Officially the pavilion opened in March to host the Space and Aviation Center, the largest space museum complex in the country and a joint project of the government of Moscow, VDNKH, Roscosmos Corporation, and the country’s military sector. With an area of 15,000 square meters the museum hosts more than 120 objects of aviation and space engineering which were never showcased before.

After
After

4. Pavilion No. 84 ‘The House of Culture’

A venue for concerts, performances, children parties, and charity events, Pavilion No. 84 has never changed its role as one of the main leisure centers in VDNKh. One might call it a classical example of Soviet architecture of the 1940s and 1950s – a building with a standout portico common for Italian villas by Andrea Palladio.

Before
After

The decaying pavilion got a new lease of life in December 2017 when it reopened after complex restoration. The works included a renovation of the façade’s roof and décor, internal and external stucco décor, doors, and wooden interior objects, plus an update of the building’s engineering systems and restoration of a nearby territory, with a stage and dance floor. Now “The House of Culture” will continue to host social and cultural events and operate as an education center.

5. Pavilion No. 62 ‘The Protection of Nature’

Back in the Soviet days

Built in 1954 as a space to showcase a variety of construction materials produced in the Soviet Union, Pavilion No. 62 gradually changed its focus. In 1956 it hosted the “Nuclear Energy for Peaceful Purposes” exhibition, from 1964 to 1966 demonstrated the achievements of the Soviet light industry, and later became a platform to promote the work of the All-Russian Society for Environmental Protection.

Before

In 2016 and 2017 the old, outdated building went through internal renovation and prepared to host a new occupant – the International Ballet Center. While the original space layout and plaster décor remained intact, the workers restored the interior to meet new needs. Now the pavilion features two spacious halls with panoramic windows and six-meter high ceilings decorated with stucco, plus separate changing rooms.

After
After

6. Pavilion No. 16 ‘Hydrometeorology’

Like any other pavilion in VDNKh the building’s name is no coincidence. There’s a meteo station just behind it which has been the source of weather information ever since the 1940s. Pavilion No. 16 was built in 1954 and worked for many years as a museum showcasing everything related to weather forecasts. Here one could find out about how weather predictions are made, how weather influences agricultural development, and even get an instant weather forecast from an automatic information machine.

Before
After

While the majority of exhibits, unfortunately, didn’t survive, the building was restored in 2016 and 2017. Among other things, the works included taking the pavilion’s tower back to its original look, strengthening its foundations, replacing the roof and first floor stained-glass windows and tower glazing, as well as completely restoring the granite ladder to the second floor. Now the place is hosting contemporary art exhibitions and an information center where guests can find out about events held in VDNKh, buy tickets, book excursions, or buy souvenirs.

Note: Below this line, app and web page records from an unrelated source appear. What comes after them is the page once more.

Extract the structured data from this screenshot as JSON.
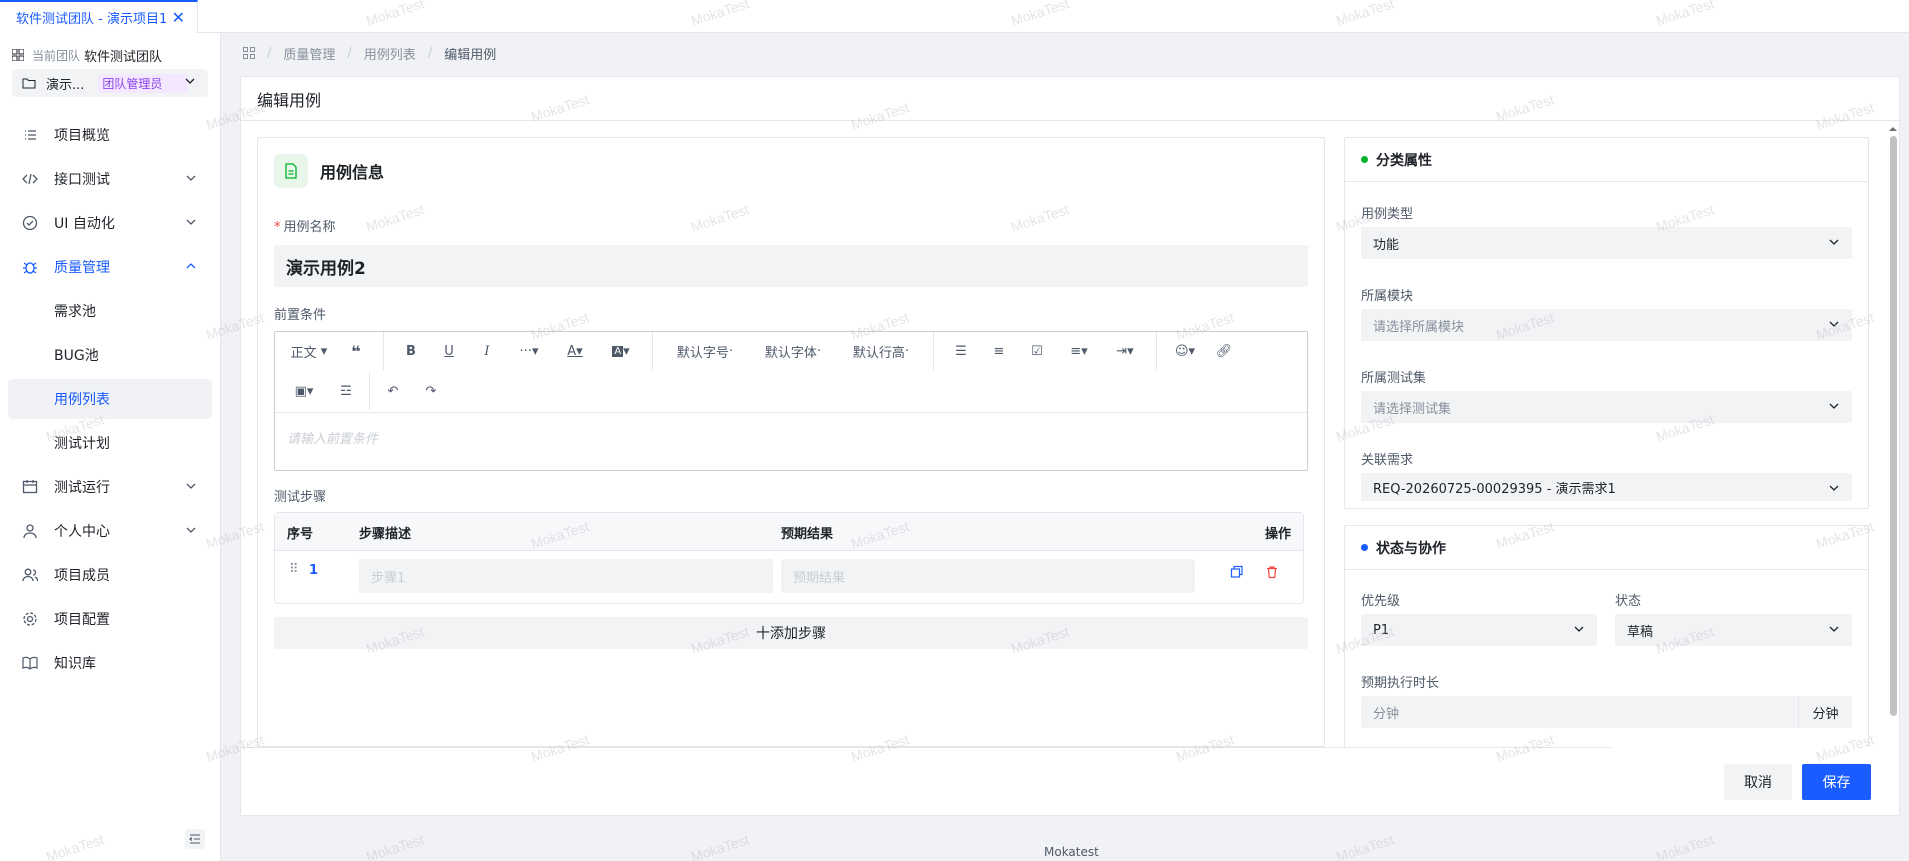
{
  "tab": {
    "title": "软件测试团队 - 演示项目1",
    "close": "✕"
  },
  "sidebar": {
    "team_label": "当前团队",
    "team_name": "软件测试团队",
    "project_name": "演示...",
    "project_role": "团队管理员",
    "items": [
      {
        "label": "项目概览",
        "icon": "list-icon"
      },
      {
        "label": "接口测试",
        "icon": "code-icon"
      },
      {
        "label": "UI 自动化",
        "icon": "check-circle-icon"
      },
      {
        "label": "质量管理",
        "icon": "bug-icon"
      },
      {
        "label": "需求池"
      },
      {
        "label": "BUG池"
      },
      {
        "label": "用例列表"
      },
      {
        "label": "测试计划"
      },
      {
        "label": "测试运行",
        "icon": "calendar-icon"
      },
      {
        "label": "个人中心",
        "icon": "user-icon"
      },
      {
        "label": "项目成员",
        "icon": "users-icon"
      },
      {
        "label": "项目配置",
        "icon": "gear-icon"
      },
      {
        "label": "知识库",
        "icon": "book-icon"
      }
    ]
  },
  "breadcrumb": {
    "items": [
      "质量管理",
      "用例列表",
      "编辑用例"
    ]
  },
  "page": {
    "title": "编辑用例"
  },
  "case_info": {
    "section_title": "用例信息",
    "name_label": "用例名称",
    "name_value": "演示用例2",
    "precondition_label": "前置条件",
    "editor_placeholder": "请输入前置条件",
    "toolbar": {
      "paragraph": "正文",
      "font_size": "默认字号",
      "font_family": "默认字体",
      "line_height": "默认行高",
      "more": "···"
    },
    "steps_label": "测试步骤",
    "steps_columns": [
      "序号",
      "步骤描述",
      "预期结果",
      "操作"
    ],
    "steps": [
      {
        "num": "1",
        "desc_placeholder": "步骤1",
        "expected_placeholder": "预期结果"
      }
    ],
    "add_step": "十添加步骤"
  },
  "classify": {
    "title": "分类属性",
    "dot_color": "#00b42a",
    "type_label": "用例类型",
    "type_value": "功能",
    "module_label": "所属模块",
    "module_placeholder": "请选择所属模块",
    "suite_label": "所属测试集",
    "suite_placeholder": "请选择测试集",
    "req_label": "关联需求",
    "req_value": "REQ-20260725-00029395 - 演示需求1"
  },
  "status": {
    "title": "状态与协作",
    "dot_color": "#1a5cff",
    "priority_label": "优先级",
    "priority_value": "P1",
    "state_label": "状态",
    "state_value": "草稿",
    "duration_label": "预期执行时长",
    "duration_placeholder": "分钟",
    "duration_unit": "分钟"
  },
  "actions": {
    "cancel": "取消",
    "save": "保存"
  },
  "footer": {
    "brand": "Mokatest"
  },
  "watermark": "MokaTest",
  "colors": {
    "accent": "#1a5cff",
    "danger": "#f53f3f"
  }
}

If using any of Russia Beyond's content, partly or in full, always provide an active hyperlink to the original material.

Read more
More exciting stories and videos on Russia Beyond's Facebook page

This website uses cookies. Click here to find out more.

Accept cookies